→ **Description of the task**
Return the records below word for word.
##### Provided material
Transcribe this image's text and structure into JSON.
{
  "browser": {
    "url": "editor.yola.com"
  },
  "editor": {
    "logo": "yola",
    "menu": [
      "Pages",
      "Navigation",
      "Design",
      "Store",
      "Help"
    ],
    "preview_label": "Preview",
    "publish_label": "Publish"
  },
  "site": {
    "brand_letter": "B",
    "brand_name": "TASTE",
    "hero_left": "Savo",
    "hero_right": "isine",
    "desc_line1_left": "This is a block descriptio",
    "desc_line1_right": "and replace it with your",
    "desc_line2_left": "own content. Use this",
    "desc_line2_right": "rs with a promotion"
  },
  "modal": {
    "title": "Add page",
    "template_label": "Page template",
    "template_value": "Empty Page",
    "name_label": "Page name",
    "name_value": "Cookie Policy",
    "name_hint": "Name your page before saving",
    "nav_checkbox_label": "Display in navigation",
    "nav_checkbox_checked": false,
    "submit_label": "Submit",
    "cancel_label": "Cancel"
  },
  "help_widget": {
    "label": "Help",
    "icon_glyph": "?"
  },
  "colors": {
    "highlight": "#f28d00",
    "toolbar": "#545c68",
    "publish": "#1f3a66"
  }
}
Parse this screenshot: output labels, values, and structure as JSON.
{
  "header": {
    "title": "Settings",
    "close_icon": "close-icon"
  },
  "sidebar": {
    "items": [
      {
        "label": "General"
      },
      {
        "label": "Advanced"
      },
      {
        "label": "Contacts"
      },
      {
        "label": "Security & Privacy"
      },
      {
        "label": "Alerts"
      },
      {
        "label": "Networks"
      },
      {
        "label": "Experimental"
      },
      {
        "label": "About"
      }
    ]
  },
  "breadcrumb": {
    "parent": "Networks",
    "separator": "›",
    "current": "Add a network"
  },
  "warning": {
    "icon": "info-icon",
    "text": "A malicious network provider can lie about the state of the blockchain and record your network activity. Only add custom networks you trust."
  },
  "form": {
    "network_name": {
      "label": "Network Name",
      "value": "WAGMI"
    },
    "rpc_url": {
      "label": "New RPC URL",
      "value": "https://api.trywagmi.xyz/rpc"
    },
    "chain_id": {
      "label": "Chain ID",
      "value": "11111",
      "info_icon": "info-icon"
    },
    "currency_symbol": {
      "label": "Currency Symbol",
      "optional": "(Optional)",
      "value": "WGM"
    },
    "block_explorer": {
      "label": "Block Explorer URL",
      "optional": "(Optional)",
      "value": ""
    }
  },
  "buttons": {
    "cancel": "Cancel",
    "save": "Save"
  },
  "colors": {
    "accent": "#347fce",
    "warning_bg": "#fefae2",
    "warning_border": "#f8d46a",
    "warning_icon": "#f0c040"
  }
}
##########
→ **Written response**
Transcribe this image's text and structure into JSON.
{
  "browser": {
    "url": "editor.yola.com"
  },
  "editor": {
    "logo": "yola",
    "menu": [
      "Pages",
      "Navigation",
      "Design",
      "Store",
      "Help"
    ],
    "preview_label": "Preview",
    "publish_label": "Publish"
  },
  "site": {
    "brand_letter": "B",
    "brand_name": "TASTE",
    "hero_left": "Savo",
    "hero_right": "isine",
    "desc_line1_left": "This is a block descriptio",
    "desc_line1_right": "and replace it with your",
    "desc_line2_left": "own content. Use this",
    "desc_line2_right": "rs with a promotion"
  },
  "modal": {
    "title": "Add page",
    "template_label": "Page template",
    "template_value": "Empty Page",
    "name_label": "Page name",
    "name_value": "Cookie Policy",
    "name_hint": "Name your page before saving",
    "nav_checkbox_label": "Display in navigation",
    "nav_checkbox_checked": false,
    "submit_label": "Submit",
    "cancel_label": "Cancel"
  },
  "help_widget": {
    "label": "Help",
    "icon_glyph": "?"
  },
  "colors": {
    "highlight": "#f28d00",
    "toolbar": "#545c68",
    "publish": "#1f3a66"
  }
}
Parse this screenshot: output labels, values, and structure as JSON.
{
  "header": {
    "title": "Settings",
    "close_icon": "close-icon"
  },
  "sidebar": {
    "items": [
      {
        "label": "General"
      },
      {
        "label": "Advanced"
      },
      {
        "label": "Contacts"
      },
      {
        "label": "Security & Privacy"
      },
      {
        "label": "Alerts"
      },
      {
        "label": "Networks"
      },
      {
        "label": "Experimental"
      },
      {
        "label": "About"
      }
    ]
  },
  "breadcrumb": {
    "parent": "Networks",
    "separator": "›",
    "current": "Add a network"
  },
  "warning": {
    "icon": "info-icon",
    "text": "A malicious network provider can lie about the state of the blockchain and record your network activity. Only add custom networks you trust."
  },
  "form": {
    "network_name": {
      "label": "Network Name",
      "value": "WAGMI"
    },
    "rpc_url": {
      "label": "New RPC URL",
      "value": "https://api.trywagmi.xyz/rpc"
    },
    "chain_id": {
      "label": "Chain ID",
      "value": "11111",
      "info_icon": "info-icon"
    },
    "currency_symbol": {
      "label": "Currency Symbol",
      "optional": "(Optional)",
      "value": "WGM"
    },
    "block_explorer": {
      "label": "Block Explorer URL",
      "optional": "(Optional)",
      "value": ""
    }
  },
  "buttons": {
    "cancel": "Cancel",
    "save": "Save"
  },
  "colors": {
    "accent": "#347fce",
    "warning_bg": "#fefae2",
    "warning_border": "#f8d46a",
    "warning_icon": "#f0c040"
  }
}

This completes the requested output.